• [Directions]: Pick out all lines in the listing holding the string "huid" and copy them.

• [Task material]:
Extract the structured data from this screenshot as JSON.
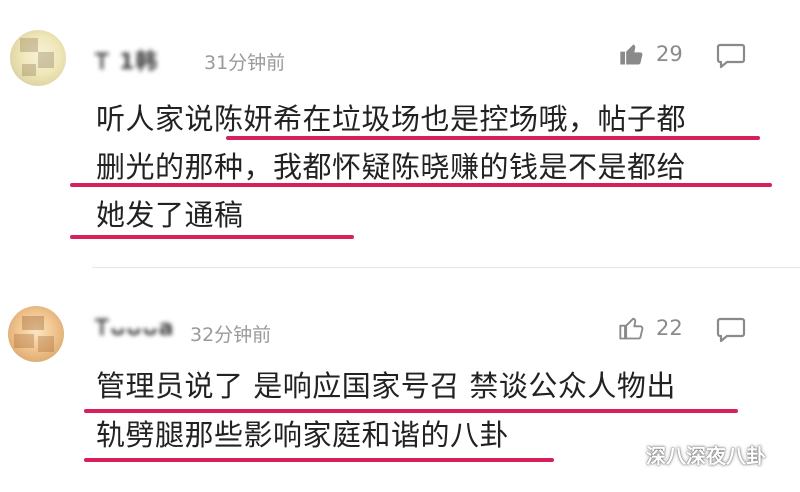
{
  "comments": [
    {
      "username": "Ꭲ 1韩",
      "time": "31分钟前",
      "likes": "29",
      "lines": [
        "听人家说陈妍希在垃圾场也是控场哦，帖子都",
        "删光的那种，我都怀疑陈晓赚的钱是不是都给",
        "她发了通稿"
      ]
    },
    {
      "username": "Ꭲᴗᴗᴗa",
      "time": "32分钟前",
      "likes": "22",
      "lines": [
        "管理员说了 是响应国家号召 禁谈公众人物出",
        "轨劈腿那些影响家庭和谐的八卦"
      ]
    }
  ],
  "watermark": "深八深夜八卦",
  "colors": {
    "underline": "#d6205a",
    "meta": "#9a9a9a"
  },
  "icons": {
    "like": "thumbs-up-icon",
    "reply": "comment-bubble-icon",
    "watermark": "wechat-icon"
  }
}
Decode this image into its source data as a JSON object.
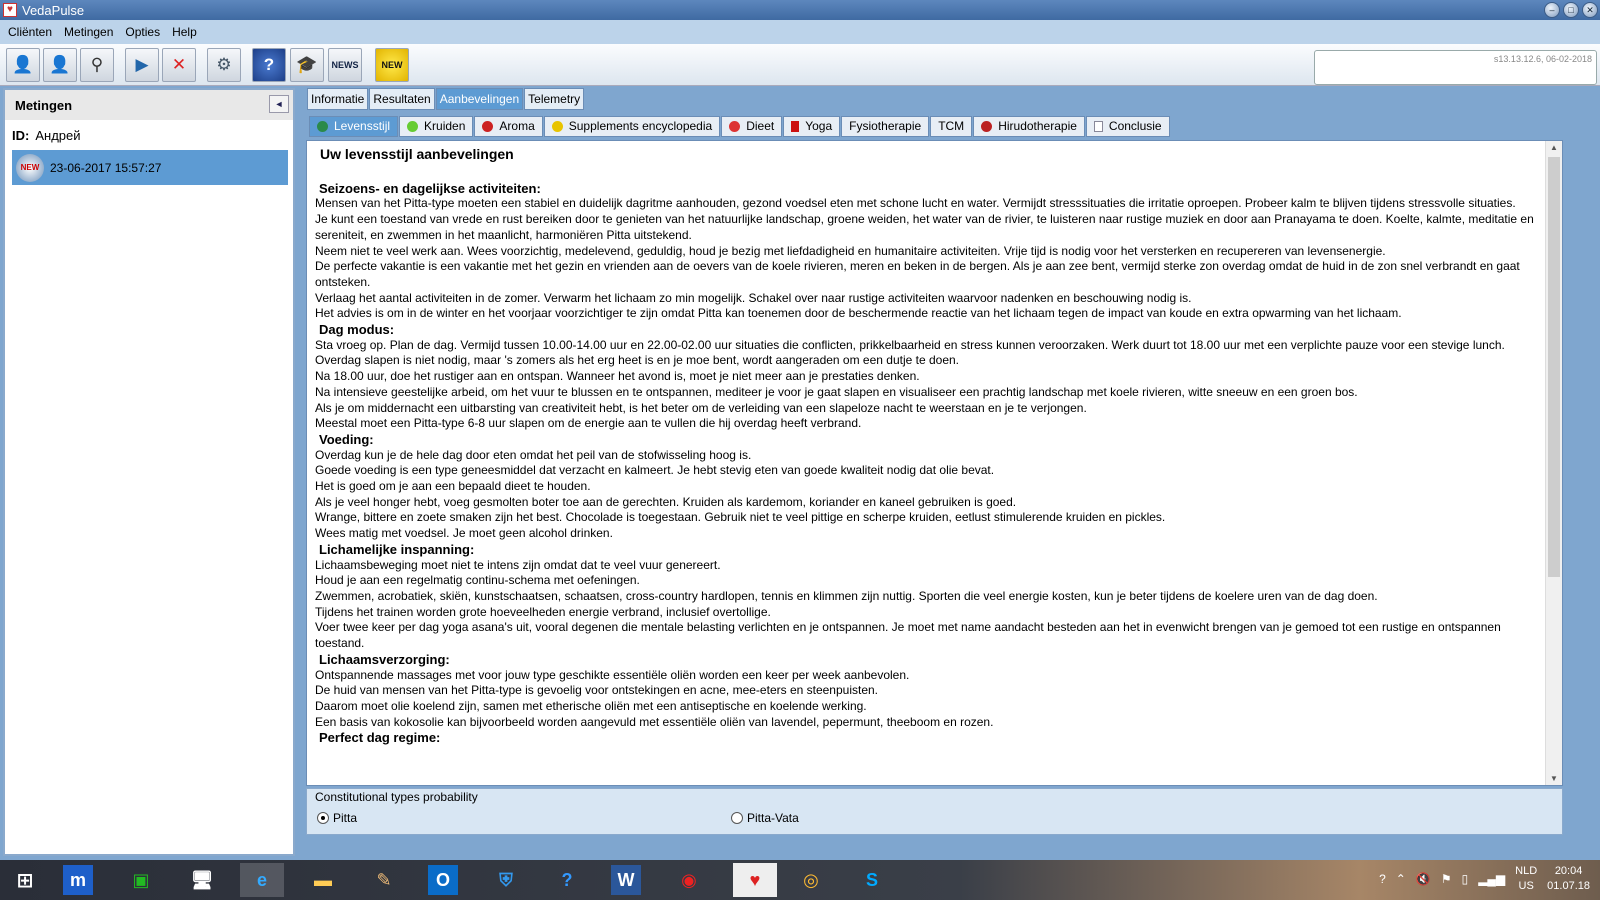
{
  "window": {
    "title": "VedaPulse"
  },
  "menu": [
    "Cliënten",
    "Metingen",
    "Opties",
    "Help"
  ],
  "toolbar": {
    "version": "s13.13.12.6, 06-02-2018",
    "icons": [
      "add-client-icon",
      "remove-client-icon",
      "search-client-icon",
      "start-measurement-icon",
      "delete-measurement-icon",
      "settings-icon",
      "help-icon",
      "education-icon",
      "news-icon",
      "new-version-icon"
    ],
    "news_label": "NEWS",
    "new_label": "NEW"
  },
  "left_panel": {
    "title": "Metingen",
    "id_label": "ID:",
    "id_value": "Андрей",
    "new_badge": "NEW",
    "measurement": "23-06-2017 15:57:27"
  },
  "tabs": [
    "Informatie",
    "Resultaten",
    "Aanbevelingen",
    "Telemetry"
  ],
  "active_tab": "Aanbevelingen",
  "subtabs": [
    "Levensstijl",
    "Kruiden",
    "Aroma",
    "Supplements encyclopedia",
    "Dieet",
    "Yoga",
    "Fysiotherapie",
    "TCM",
    "Hirudotherapie",
    "Conclusie"
  ],
  "active_subtab": "Levensstijl",
  "content": {
    "title": "Uw levensstijl aanbevelingen",
    "sections": [
      {
        "heading": "Seizoens- en dagelijkse activiteiten:",
        "lines": [
          "Mensen van het Pitta-type moeten een stabiel en duidelijk dagritme aanhouden, gezond voedsel eten met schone lucht en water. Vermijdt stresssituaties die irritatie oproepen. Probeer kalm te blijven tijdens stressvolle situaties.",
          "Je kunt een toestand van vrede en rust bereiken door te genieten van het natuurlijke landschap, groene weiden, het water van de rivier, te luisteren naar rustige muziek en door aan Pranayama te doen. Koelte, kalmte, meditatie en sereniteit, en zwemmen in het maanlicht, harmoniëren Pitta uitstekend.",
          "Neem niet te veel werk aan. Wees voorzichtig, medelevend, geduldig, houd je bezig met liefdadigheid en humanitaire activiteiten. Vrije tijd is nodig voor het versterken en recupereren van levensenergie.",
          "De perfecte vakantie is een vakantie met het gezin en vrienden aan de oevers van de koele rivieren, meren en beken in de bergen. Als je aan zee bent, vermijd sterke zon overdag omdat de huid in de zon snel verbrandt en gaat ontsteken.",
          "Verlaag het aantal activiteiten in de zomer. Verwarm het lichaam zo min mogelijk. Schakel over naar rustige activiteiten waarvoor nadenken en beschouwing nodig is.",
          "Het advies is om in de winter en het voorjaar voorzichtiger te zijn omdat Pitta kan toenemen door de beschermende reactie van het lichaam tegen de impact van koude en extra opwarming van het lichaam."
        ]
      },
      {
        "heading": "Dag modus:",
        "lines": [
          "Sta vroeg op. Plan de dag. Vermijd tussen 10.00-14.00 uur en 22.00-02.00 uur situaties die conflicten, prikkelbaarheid en stress kunnen veroorzaken. Werk duurt tot 18.00 uur met een verplichte pauze voor een stevige lunch.",
          "Overdag slapen is niet nodig, maar 's zomers als het erg heet is en je moe bent, wordt aangeraden om een dutje te doen.",
          "Na 18.00 uur, doe het rustiger aan en ontspan. Wanneer het avond is, moet je niet meer aan je prestaties denken.",
          "Na intensieve geestelijke arbeid, om het vuur te blussen en te ontspannen, mediteer je voor je gaat slapen en visualiseer een prachtig landschap met koele rivieren, witte sneeuw en een groen bos.",
          "Als je om middernacht een uitbarsting van creativiteit hebt, is het beter om de verleiding van een slapeloze nacht te weerstaan en je te verjongen.",
          "Meestal moet een Pitta-type 6-8 uur slapen om de energie aan te vullen die hij overdag heeft verbrand."
        ]
      },
      {
        "heading": "Voeding:",
        "lines": [
          "Overdag kun je de hele dag door eten omdat het peil van de stofwisseling hoog is.",
          "Goede voeding is een type geneesmiddel dat verzacht en kalmeert. Je hebt stevig eten van goede kwaliteit nodig dat olie bevat.",
          "Het is goed om je aan een bepaald dieet te houden.",
          "Als je veel honger hebt, voeg gesmolten boter toe aan de gerechten. Kruiden als kardemom, koriander en kaneel gebruiken is goed.",
          "Wrange, bittere en zoete smaken zijn het best. Chocolade is toegestaan. Gebruik niet te veel pittige en scherpe kruiden, eetlust stimulerende kruiden en pickles.",
          "Wees matig met voedsel. Je moet geen alcohol drinken."
        ]
      },
      {
        "heading": "Lichamelijke inspanning:",
        "lines": [
          "Lichaamsbeweging moet niet te intens zijn omdat dat te veel vuur genereert.",
          "Houd je aan een regelmatig continu-schema met oefeningen.",
          "Zwemmen, acrobatiek, skiën, kunstschaatsen, schaatsen, cross-country hardlopen, tennis en klimmen zijn nuttig. Sporten die veel energie kosten, kun je beter tijdens de koelere uren van de dag doen.",
          "Tijdens het trainen worden grote hoeveelheden energie verbrand, inclusief overtollige.",
          "Voer twee keer per dag yoga asana's uit, vooral degenen die mentale belasting verlichten en je ontspannen. Je moet met name aandacht besteden aan het in evenwicht brengen van je gemoed tot een rustige en ontspannen toestand."
        ]
      },
      {
        "heading": "Lichaamsverzorging:",
        "lines": [
          "Ontspannende massages met voor jouw type geschikte essentiële oliën worden een keer per week aanbevolen.",
          "De huid van mensen van het Pitta-type is gevoelig voor ontstekingen en acne, mee-eters en steenpuisten.",
          "Daarom moet olie koelend zijn, samen met etherische oliën met een antiseptische en koelende werking.",
          "Een basis van kokosolie kan bijvoorbeeld worden aangevuld met essentiële oliën van lavendel, pepermunt, theeboom en rozen."
        ]
      },
      {
        "heading": "Perfect dag regime:",
        "lines": []
      }
    ]
  },
  "constitution": {
    "label": "Constitutional types probability",
    "options": [
      "Pitta",
      "Pitta-Vata"
    ],
    "selected": "Pitta"
  },
  "taskbar": {
    "apps": [
      "windows-start-icon",
      "maxthon-icon",
      "store-icon",
      "lenovo-icon",
      "internet-explorer-icon",
      "file-explorer-icon",
      "paint-icon",
      "outlook-icon",
      "defender-icon",
      "help-icon",
      "word-icon",
      "adobe-icon",
      "vedapulse-icon",
      "chrome-icon",
      "skype-icon"
    ],
    "language": "NLD",
    "region": "US",
    "time": "20:04",
    "date": "01.07.18"
  },
  "colors": {
    "accent": "#5d9bd3",
    "titlebar": "#4673ab",
    "panel_border": "#8aa9cc"
  }
}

• [Output of the exercise]:
          "De perfecte vakantie is een vakantie met het gezin en vrienden aan de oevers van de koele rivieren, meren en beken in de bergen. Als je aan zee bent, vermijd sterke zon overdag omdat de huid in de zon snel verbrandt en gaat ontsteken.",
          "De huid van mensen van het Pitta-type is gevoelig voor ontstekingen en acne, mee-eters en steenpuisten.",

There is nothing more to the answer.